The Society was formed in 1822 to pursue the study of natural sciences (at that time called natural philosophy), and to combine the private collections of individual members. In 1828 part of the grounds of St Marys Abbey was given to the Society by royal grant. It built the Yorkshire Museum there in 1829 to house the collections, and also created a botanic garden. An astronomical observatory was later built in the grounds. The Society was instrumental in saving many famous York landmarks from destruction including, among other examples, the Abbey and its grounds, and parts of the city walls. The Tempest Anderson Hall was added to the Museum in 1912 as a bequest of the vulcanologist, Dr Tempest Anderson, to provide adequate facilities for scientific lectures.
In 1961 the Museum and its gardens were handed over to the City of York in trust. After many intervening changes in local government and associated budget constraints an agreement relating to the administration of the new Yorkshire Museum and Gardens Charity was signed in 2009 by the YMAG Trust, the City of York Council and the YPS. The Society thereby maintains a link with its past.
The YPS has been influential in several related fields. The British Association for the Advancement of Science (now the British Science Association) was formed with the Societys help and held its inaugural meeting at the Yorkshire Museum in 1831. The YPS and the BSA have been closely linked ever since, the YPS being now an ally of the BSA. In 1889 the Museums Association was co-founded by the then Keeper of the Yorkshire Museum with the support and assistance of the YPS Council. In 1971 the Society joined the Council for British Archaeology in an initiative which led to the formation of the York Archaeological Trust.
More detailed information on the history of the Society can be found in the Resources section where you can find our Bibliography, and information on the YPS Archives. Also available there is a link to the YPS Historical Annual Reports Online These Annual Reports, from 1823 to1859, are available to download free from the Biodiversity Heritage Library (BHL).

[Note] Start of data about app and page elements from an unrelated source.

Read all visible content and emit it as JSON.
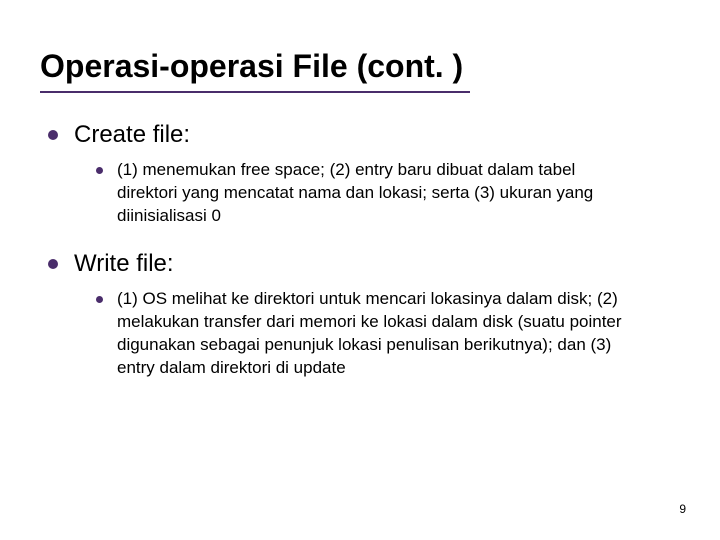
{
  "title": "Operasi-operasi File (cont. )",
  "items": [
    {
      "heading": "Create file:",
      "detail": "(1) menemukan free space; (2) entry baru dibuat dalam tabel direktori yang mencatat nama dan lokasi; serta (3) ukuran yang diinisialisasi 0"
    },
    {
      "heading": "Write file:",
      "detail": "(1) OS melihat ke direktori untuk mencari lokasinya dalam disk; (2) melakukan transfer dari memori ke lokasi dalam disk (suatu pointer digunakan sebagai penunjuk lokasi penulisan berikutnya); dan (3) entry dalam direktori di update"
    }
  ],
  "page_number": "9"
}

As a registered charity the YPS exists to foster and promote the study, particularly among young people, of the natural sciences, archaeology, history and antiquities in Yorkshire and elsewhere. To promote public understanding it provides an annual open lecture programme between October and May, usually focussed on one or two themes, now including subjects in medicine and the social sciences, such as criminal justice. More than twenty lectures are offered, several given jointly with sister organisations such as the Royal Geographical Society, the York Archaeological Trust, PLACE (People, Landscape and Cultural Environment), the Yorkshire Wildlife Trust and the Yorkshire branch of the Institute of Physics. Lectures are held in the Tempest Anderson Hall, and one or two lectures are now given annually in other towns in Yorkshire.
Educational visits are offered during the year often to places otherwise inaccessible to individuals. These day trips, or longer visits of up to five days, enable the Society to generate a small profit with which to fund further charitable endeavours.

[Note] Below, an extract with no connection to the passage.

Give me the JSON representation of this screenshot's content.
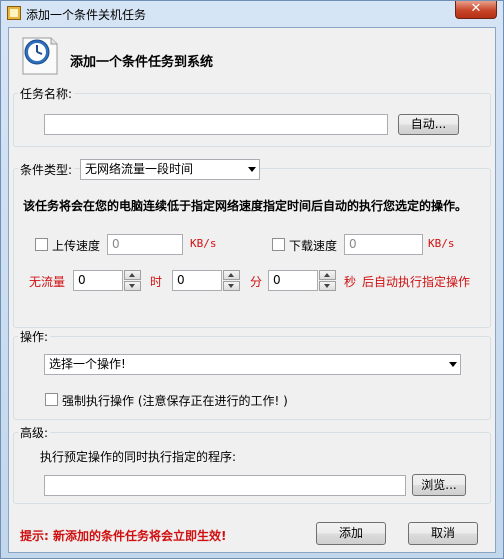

The YPS also offers modest grants and prizes to aid projects and publications on topics relating to Yorkshire: the Charles Wellbeloved Prize for the best undergraduate archaeology project at the University of York; and the Herman Ramm Fund prize for a postgraduate archaeological or local history research project; other grants are awarded to suitable applicants for their research. The Society also gives an annual sum to support the Yorkshire Museum and provides volunteers for some of its departments, such as the observatory and the library.
The Society publishes the Annual report which all members receive. It contains reports of all YPS activities, its financial statement, and also includes essays, articles and book reviews.